An excerpt from the e-book, “Moving From Chaos to Growth: The 7 Elements that Fuel Fast-Track Expansion and Profitability.”
This blog series examines the 7 elements that fuel fast-track expansion and profitability, each of which is absolutely necessary in today’s competitive and evolving business landscape. When thoughtfully designed and faithfully implemented, these 7 elements allow a business owner to set the long-term vision of the business, define roles and responsibilities throughout the ranks and as a result, practically enable the business to operate by itself.
In this blog, we examine the sixth element: Initiatives.
“Initiative is to success what a lighted match is to a candle.” ~ ORLANDO ALOYSIUS BATTISTA
When organizations plan to accomplish things – anything, really – it often comes down to identifying broad goals, designing complementary strategies, then designing tactics to accomplish each strategy. If your donut business seeks to be the dominant donut seller in the U.S. (the objective), your strategy may be to establish retail dominance in 10 high-growth markets.
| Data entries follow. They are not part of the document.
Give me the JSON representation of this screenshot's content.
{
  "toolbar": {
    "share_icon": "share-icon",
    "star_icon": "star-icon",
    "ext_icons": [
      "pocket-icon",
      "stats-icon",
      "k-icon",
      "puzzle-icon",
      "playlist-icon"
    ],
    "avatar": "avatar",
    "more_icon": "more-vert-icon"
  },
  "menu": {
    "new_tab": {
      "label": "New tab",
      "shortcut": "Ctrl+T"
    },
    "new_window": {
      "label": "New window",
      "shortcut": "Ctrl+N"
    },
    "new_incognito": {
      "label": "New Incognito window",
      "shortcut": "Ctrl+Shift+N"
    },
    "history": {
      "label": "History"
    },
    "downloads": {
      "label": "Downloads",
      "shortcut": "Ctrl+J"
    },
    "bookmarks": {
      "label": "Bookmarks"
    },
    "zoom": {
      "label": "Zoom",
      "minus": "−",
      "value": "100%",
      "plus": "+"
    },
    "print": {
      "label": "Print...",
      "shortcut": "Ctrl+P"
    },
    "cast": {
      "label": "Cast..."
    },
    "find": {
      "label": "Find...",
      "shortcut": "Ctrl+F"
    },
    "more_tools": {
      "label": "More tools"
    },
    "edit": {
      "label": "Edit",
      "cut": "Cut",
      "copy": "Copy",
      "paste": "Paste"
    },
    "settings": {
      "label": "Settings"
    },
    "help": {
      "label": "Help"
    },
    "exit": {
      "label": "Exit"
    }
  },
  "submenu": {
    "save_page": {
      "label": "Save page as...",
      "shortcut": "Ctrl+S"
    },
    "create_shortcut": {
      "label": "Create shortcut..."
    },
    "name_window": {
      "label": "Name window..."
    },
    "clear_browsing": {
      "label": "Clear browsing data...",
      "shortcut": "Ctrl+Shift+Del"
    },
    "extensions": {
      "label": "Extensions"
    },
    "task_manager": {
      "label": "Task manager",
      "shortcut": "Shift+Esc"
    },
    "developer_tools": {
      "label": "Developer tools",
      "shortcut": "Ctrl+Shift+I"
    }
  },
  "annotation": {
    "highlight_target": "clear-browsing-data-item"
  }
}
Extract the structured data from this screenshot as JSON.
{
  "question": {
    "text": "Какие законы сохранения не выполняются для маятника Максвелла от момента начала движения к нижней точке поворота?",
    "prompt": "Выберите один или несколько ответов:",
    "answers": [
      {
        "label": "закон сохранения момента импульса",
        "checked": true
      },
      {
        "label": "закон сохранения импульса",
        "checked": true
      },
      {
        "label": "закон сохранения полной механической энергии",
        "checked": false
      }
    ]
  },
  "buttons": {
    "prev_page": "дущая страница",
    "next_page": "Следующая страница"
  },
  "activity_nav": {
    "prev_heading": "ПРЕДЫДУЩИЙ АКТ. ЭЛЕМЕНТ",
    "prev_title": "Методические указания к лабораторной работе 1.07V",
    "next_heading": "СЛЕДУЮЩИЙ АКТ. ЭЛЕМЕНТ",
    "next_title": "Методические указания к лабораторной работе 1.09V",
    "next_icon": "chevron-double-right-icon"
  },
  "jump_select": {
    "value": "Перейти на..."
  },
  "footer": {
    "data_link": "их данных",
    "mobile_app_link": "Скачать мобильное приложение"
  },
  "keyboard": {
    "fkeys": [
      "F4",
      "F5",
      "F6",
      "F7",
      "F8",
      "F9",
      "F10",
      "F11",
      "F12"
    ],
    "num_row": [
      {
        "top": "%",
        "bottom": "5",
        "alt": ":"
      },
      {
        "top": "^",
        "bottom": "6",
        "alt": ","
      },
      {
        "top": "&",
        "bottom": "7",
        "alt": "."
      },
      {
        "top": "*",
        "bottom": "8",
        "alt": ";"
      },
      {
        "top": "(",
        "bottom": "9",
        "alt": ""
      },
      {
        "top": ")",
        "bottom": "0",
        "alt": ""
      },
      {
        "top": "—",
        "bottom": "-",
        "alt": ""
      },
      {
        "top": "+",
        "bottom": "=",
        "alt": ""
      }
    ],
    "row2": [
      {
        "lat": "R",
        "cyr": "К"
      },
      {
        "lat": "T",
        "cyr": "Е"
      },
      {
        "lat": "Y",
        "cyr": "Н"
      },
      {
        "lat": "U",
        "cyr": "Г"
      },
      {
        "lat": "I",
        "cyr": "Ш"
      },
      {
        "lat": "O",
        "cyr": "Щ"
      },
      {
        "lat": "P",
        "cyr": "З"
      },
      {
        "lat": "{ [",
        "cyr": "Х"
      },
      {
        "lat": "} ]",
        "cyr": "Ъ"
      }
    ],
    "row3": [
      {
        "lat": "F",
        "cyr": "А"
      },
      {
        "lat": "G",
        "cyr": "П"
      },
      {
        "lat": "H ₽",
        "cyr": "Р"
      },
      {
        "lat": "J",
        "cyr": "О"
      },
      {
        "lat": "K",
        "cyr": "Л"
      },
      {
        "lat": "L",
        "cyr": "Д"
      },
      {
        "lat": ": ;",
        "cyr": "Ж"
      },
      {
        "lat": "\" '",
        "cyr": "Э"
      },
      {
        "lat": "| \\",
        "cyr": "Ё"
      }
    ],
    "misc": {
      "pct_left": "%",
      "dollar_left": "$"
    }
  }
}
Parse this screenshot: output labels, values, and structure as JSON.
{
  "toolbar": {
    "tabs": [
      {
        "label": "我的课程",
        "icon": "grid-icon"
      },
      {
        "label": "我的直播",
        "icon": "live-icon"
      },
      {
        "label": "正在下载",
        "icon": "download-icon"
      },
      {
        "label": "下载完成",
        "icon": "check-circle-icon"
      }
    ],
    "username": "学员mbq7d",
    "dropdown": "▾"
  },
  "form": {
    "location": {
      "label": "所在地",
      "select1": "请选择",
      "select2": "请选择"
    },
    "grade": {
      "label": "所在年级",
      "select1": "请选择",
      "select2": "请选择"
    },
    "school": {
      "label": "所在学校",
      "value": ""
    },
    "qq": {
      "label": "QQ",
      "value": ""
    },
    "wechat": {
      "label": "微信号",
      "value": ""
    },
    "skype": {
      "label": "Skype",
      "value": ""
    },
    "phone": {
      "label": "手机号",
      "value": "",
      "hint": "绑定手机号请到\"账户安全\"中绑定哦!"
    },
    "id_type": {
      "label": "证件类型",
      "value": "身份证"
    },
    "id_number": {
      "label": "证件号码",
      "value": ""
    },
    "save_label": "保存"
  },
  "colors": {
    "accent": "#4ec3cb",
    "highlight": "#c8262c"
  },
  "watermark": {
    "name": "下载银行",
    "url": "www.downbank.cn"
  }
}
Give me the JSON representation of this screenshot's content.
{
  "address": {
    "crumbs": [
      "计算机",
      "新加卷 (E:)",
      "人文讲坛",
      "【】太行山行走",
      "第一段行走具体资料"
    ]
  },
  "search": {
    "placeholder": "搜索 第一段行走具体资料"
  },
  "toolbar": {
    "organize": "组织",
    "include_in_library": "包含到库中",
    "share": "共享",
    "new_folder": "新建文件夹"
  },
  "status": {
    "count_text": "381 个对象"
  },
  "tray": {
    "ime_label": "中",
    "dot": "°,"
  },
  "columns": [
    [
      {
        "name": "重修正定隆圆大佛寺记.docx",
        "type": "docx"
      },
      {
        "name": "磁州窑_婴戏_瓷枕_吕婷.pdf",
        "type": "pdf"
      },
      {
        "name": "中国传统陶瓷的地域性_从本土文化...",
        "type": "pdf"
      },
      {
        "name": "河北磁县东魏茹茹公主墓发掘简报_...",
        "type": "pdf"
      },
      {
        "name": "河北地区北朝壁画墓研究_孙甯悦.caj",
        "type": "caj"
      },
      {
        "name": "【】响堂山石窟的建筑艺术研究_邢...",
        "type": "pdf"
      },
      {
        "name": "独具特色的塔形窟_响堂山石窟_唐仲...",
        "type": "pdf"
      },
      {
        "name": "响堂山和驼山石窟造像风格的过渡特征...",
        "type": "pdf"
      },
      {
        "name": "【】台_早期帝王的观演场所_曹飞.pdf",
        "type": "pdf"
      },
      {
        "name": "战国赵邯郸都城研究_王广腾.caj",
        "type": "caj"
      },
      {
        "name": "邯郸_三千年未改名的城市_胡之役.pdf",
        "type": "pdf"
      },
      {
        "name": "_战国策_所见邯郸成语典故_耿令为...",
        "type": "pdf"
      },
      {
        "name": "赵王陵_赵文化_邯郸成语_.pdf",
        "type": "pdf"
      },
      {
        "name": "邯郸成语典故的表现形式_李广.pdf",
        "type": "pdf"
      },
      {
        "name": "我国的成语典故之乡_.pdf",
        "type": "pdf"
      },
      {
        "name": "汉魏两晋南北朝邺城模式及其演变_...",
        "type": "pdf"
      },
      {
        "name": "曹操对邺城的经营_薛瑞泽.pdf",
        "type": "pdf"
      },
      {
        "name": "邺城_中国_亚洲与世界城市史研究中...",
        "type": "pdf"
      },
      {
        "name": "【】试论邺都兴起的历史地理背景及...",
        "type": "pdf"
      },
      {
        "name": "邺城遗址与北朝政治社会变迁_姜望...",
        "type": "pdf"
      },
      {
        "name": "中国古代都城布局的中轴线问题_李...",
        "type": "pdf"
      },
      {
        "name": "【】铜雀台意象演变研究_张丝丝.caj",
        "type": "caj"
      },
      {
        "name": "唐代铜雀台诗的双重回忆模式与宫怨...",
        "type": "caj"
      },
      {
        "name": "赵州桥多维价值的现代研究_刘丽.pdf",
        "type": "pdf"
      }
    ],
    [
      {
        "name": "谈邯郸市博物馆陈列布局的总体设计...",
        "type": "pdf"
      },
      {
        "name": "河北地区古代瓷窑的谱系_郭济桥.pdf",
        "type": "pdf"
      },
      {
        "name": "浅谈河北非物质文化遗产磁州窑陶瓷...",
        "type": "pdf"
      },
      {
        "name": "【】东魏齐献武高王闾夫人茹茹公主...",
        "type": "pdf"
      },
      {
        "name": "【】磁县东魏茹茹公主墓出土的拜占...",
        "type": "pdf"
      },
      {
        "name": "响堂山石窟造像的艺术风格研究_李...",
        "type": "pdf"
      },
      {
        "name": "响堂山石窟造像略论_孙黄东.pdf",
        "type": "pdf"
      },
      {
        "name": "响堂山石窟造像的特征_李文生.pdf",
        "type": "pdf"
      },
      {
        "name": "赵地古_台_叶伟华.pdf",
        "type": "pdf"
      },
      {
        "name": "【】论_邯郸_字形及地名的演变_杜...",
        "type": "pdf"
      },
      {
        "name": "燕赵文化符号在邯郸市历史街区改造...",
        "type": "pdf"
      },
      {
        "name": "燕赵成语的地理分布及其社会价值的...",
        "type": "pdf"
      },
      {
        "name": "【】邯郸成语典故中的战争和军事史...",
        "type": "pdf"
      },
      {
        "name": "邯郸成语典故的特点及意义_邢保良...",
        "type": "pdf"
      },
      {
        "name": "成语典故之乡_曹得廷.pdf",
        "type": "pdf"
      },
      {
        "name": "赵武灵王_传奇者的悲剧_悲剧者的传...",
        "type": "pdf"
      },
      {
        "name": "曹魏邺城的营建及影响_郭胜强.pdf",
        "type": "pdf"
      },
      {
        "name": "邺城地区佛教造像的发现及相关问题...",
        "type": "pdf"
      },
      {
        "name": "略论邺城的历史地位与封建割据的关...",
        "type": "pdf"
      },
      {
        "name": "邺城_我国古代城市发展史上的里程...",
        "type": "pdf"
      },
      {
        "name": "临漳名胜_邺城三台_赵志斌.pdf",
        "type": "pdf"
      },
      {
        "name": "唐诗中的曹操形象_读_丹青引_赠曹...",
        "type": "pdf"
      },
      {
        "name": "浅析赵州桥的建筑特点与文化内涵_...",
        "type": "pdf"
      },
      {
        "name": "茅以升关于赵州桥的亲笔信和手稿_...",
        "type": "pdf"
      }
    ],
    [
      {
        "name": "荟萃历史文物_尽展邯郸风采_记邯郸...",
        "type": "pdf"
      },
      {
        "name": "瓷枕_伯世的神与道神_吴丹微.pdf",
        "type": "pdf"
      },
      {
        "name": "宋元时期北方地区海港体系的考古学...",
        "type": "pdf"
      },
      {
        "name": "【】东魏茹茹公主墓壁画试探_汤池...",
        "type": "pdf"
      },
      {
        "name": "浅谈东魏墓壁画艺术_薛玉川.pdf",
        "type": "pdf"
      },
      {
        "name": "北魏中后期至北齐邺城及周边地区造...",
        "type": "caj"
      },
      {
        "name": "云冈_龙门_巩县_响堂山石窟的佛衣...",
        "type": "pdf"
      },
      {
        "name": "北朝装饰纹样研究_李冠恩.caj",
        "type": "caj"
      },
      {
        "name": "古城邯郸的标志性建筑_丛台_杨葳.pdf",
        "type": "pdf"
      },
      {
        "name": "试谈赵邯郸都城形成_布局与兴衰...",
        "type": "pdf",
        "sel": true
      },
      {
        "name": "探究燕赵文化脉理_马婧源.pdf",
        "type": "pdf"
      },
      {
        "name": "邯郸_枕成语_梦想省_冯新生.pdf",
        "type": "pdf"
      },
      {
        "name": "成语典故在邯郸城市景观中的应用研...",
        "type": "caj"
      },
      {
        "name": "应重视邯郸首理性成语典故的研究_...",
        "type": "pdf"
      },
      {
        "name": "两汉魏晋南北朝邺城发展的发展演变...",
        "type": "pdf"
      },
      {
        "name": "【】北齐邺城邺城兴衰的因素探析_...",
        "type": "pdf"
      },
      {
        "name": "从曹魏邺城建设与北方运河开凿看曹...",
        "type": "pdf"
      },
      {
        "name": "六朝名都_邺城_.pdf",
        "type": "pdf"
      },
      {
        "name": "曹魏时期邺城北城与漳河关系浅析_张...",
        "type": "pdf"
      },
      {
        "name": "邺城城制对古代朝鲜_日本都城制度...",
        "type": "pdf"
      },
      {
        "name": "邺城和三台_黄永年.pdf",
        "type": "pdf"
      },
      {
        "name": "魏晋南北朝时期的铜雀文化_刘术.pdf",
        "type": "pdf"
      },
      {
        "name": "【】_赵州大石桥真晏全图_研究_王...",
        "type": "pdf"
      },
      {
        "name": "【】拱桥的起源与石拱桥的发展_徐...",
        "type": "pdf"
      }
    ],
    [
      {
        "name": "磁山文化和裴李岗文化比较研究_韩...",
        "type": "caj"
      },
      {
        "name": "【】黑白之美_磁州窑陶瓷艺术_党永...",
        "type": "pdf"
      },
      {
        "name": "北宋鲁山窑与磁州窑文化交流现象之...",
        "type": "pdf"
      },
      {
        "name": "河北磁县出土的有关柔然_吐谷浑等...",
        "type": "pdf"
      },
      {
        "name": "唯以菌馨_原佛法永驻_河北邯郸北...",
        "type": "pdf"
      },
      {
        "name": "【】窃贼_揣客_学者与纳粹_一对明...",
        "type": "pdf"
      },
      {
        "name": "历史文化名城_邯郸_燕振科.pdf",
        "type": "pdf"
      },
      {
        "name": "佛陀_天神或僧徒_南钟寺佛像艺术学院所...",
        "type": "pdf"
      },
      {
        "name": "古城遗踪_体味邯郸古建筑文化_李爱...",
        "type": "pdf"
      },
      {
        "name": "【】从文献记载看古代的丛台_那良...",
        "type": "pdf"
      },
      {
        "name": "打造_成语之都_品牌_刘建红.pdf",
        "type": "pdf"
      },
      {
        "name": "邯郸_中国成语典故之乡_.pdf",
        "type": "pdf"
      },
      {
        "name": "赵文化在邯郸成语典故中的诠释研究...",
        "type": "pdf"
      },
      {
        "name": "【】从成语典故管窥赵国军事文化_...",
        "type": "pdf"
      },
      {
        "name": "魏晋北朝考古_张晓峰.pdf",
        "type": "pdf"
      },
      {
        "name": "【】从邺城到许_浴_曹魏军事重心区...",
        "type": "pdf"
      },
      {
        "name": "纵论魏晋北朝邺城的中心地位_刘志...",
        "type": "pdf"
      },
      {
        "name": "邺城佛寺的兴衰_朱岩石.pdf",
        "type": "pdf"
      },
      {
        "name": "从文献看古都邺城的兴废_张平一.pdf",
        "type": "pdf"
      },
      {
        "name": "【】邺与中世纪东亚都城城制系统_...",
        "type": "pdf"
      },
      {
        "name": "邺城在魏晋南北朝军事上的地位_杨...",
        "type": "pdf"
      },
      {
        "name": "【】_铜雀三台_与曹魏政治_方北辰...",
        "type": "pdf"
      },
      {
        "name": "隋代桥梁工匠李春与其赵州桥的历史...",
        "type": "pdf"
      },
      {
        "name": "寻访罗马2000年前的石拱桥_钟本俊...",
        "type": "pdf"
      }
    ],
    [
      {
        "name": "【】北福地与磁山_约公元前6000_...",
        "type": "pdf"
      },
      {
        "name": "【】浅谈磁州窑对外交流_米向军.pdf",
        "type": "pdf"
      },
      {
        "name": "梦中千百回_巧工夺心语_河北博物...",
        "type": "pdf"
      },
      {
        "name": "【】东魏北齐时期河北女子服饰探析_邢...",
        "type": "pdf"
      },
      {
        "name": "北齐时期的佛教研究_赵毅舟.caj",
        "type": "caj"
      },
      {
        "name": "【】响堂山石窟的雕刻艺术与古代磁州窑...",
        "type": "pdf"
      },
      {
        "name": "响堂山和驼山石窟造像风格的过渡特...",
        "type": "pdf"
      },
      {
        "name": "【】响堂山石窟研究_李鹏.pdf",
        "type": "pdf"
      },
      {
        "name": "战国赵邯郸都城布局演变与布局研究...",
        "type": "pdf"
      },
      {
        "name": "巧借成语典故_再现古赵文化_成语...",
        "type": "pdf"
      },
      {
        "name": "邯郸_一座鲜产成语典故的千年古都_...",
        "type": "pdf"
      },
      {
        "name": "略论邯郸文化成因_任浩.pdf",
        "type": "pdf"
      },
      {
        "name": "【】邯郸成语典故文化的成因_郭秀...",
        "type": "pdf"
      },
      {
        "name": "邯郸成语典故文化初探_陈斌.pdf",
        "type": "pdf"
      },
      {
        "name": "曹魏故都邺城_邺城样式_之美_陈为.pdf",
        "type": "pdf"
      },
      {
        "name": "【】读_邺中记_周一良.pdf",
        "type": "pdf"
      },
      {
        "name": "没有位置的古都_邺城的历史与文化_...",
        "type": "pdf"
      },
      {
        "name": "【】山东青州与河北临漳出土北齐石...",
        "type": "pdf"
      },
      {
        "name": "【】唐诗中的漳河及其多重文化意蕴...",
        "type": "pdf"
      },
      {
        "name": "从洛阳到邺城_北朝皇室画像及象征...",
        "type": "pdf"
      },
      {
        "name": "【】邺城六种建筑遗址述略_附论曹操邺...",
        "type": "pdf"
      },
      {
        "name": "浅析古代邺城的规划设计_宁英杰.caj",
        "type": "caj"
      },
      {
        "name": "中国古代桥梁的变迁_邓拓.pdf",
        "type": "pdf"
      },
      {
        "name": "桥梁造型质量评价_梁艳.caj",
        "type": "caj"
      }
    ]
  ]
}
Your tactics to accomplish that strategy could then be opening X-number of stores in five of the 10 markets in year-one, followed by X-number in year-two. An associated tactic (again, to accomplish that strategy) might be to develop and deploy targeted advertising through selected media channels (e.g., print, broadcast or direct mail advertising, social media) based on a defined advertising budget.
Those tactics – also called initiatives – are the things you do to create your products and services and drive your mission. They are granular, they are specific, they are measurable and they involve specific roles and responsibilities from your team that demand accountability.
The critical challenges when developing your list of initiatives are:
- Over-commitment: Many organizations start hard and fast without properly assessing how much the organization can take on. We suggest beginning with 3-7 initiatives at the outset. Smaller organizations that are starting this process for the first time should focus on just one or two new initiatives.
- Staff burnout: Initiatives typically place additional demands on top of regular day-to-day staff work. This, in turn, transitions your staff from an eight-hour day to eight hours—plus additional hours necessary to work the initiative. Most employees can only sustain such a pace for a limited time.
- Baselining: Failure to establish a clear baseline (i.e., signpost) of where you are at before you begin the initiative prevents you from understanding progress, or when you’ve really veered off course. Tracking the performance of the initiative as a signpost greatly increases your chance of success and helps to address barriers before they become insurmountable.
- Project management support: Without a trained project manager, the probability of success decreases significantly. Trained project managers are experts at identifying and addressing issues, tracking budgets and costs, and holding teams accountable.
- Budgeting: Understanding what costs may be incurred and allocating sufficient resources to cover those costs is critical to eliminating “sticker shock” as a project progresses.
- Communications and change management: It is vital that stakeholders who aren’t directly involved in the initiative, but who may be affected by it, are kept apprised on issues and progress. Usually, a project manager or communications manager can help manage this.
Initiatives may be focused on meeting external challenges like customer demand for those products and services. But they also focus on internal goals and strategies like professional development, strategic planning, CRM integration, market research, capital projects and more. These are all initiatives that can help you meet the broad goal of evolving your business, and driving growth and profitability.